The Fijian people’s warmth is palpable, their hospitality infectious. Their love for music and craftsmanship, evident in Masi making and pottery, is a testament to their artistic flair. The communal living model fosters a sense of unity and shared identity, reinforcing social cohesion and resilience.
Festivals like the Lovo Feast, Fire Walking Ceremony, and Hibiscus Festival provide a dynamic glimpse into the Fijian community’s shared customs and beliefs. These events, steeped in ancestral traditions, bind the community and connect future generations with their heritage. Indeed, the community life in Fiji paints a colorful, inviting picture that the world can’t help but admire.
Frequently Asked Questions
Q: What is the concept of Vanua in Fijian culture?
A: Vanua is a traditional Fijian concept that encompasses the people, land, and spirit. It represents the interconnectedness of the community with their environment and ancestors.
Q: What is the significance of the Kava ceremony in Fijian culture?
A: The Kava ceremony is a ceremonial ritual in Fijian culture. It holds great importance in upholding Fijian cultural heritage and is used to welcome guests, celebrate special occasions, and honor ancestors.
Q: What are Meke in Fijian culture?
A: Meke refers to traditional Fijian songs and dances. It plays a vital role in passing down knowledge, history, and cultural norms from one generation to the next.
Q: How are Fijian people known for their hospitality?
A: Fijian people are known for their warm hospitality. They demonstrate this through their welcoming spirit and by offering village tours to visitors.
Q: What traditional crafts are practiced in Fiji?
A: Fijians engage in traditional crafts such as Masi making and Pottery. These crafts showcase their artistic skills and cultural heritage.
Q: What is the role of the Kava ceremony in preserving cultural integrity?
A: The Kava ceremony plays a crucial role in preserving Fijian cultural integrity by upholding traditional customs, rituals, and values.
Q: How does communal living contribute to Fijian society?
A: Communal living promotes social cohesion and unity in Fijian society. It emphasizes sharing, collective identity, and mutual respect, making the community vibrant and resilient.
Q: What are some popular celebrations and festivals in Fiji?
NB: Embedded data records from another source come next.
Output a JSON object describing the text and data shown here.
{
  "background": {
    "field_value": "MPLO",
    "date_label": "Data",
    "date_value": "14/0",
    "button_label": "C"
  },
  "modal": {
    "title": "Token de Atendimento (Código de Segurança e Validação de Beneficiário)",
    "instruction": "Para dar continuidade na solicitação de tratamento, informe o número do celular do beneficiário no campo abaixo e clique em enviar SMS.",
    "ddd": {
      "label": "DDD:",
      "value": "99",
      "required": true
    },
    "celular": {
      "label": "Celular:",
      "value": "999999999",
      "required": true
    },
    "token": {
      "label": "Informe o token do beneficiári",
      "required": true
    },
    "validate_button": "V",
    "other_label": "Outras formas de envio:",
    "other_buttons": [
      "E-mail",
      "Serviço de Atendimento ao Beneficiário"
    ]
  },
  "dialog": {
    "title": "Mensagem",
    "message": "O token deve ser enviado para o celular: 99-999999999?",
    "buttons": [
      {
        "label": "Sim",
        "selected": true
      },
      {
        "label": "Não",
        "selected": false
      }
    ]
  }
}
A: Some popular celebrations and festivals in Fiji include the Lovo Feast, Fire Walking Ceremony, and Hibiscus Festival. These events showcase Fijians’ deep bond with nature, community bonding, and ancestral traditions.
Q: How do Meke performances connect future generations with their heritage?
A: Meke performances during celebrations and festivals pass down histories and cultural norms, ensuring that future generations stay connected to their Fijian heritage.
Q: What can celebrations and festivals in Fiji teach us about Fijian society?
A: Celebrations and festivals offer dynamic insight into the Fijian community’s shared customs, beliefs, and societal values. They paint a colorful and inviting picture for the world to see.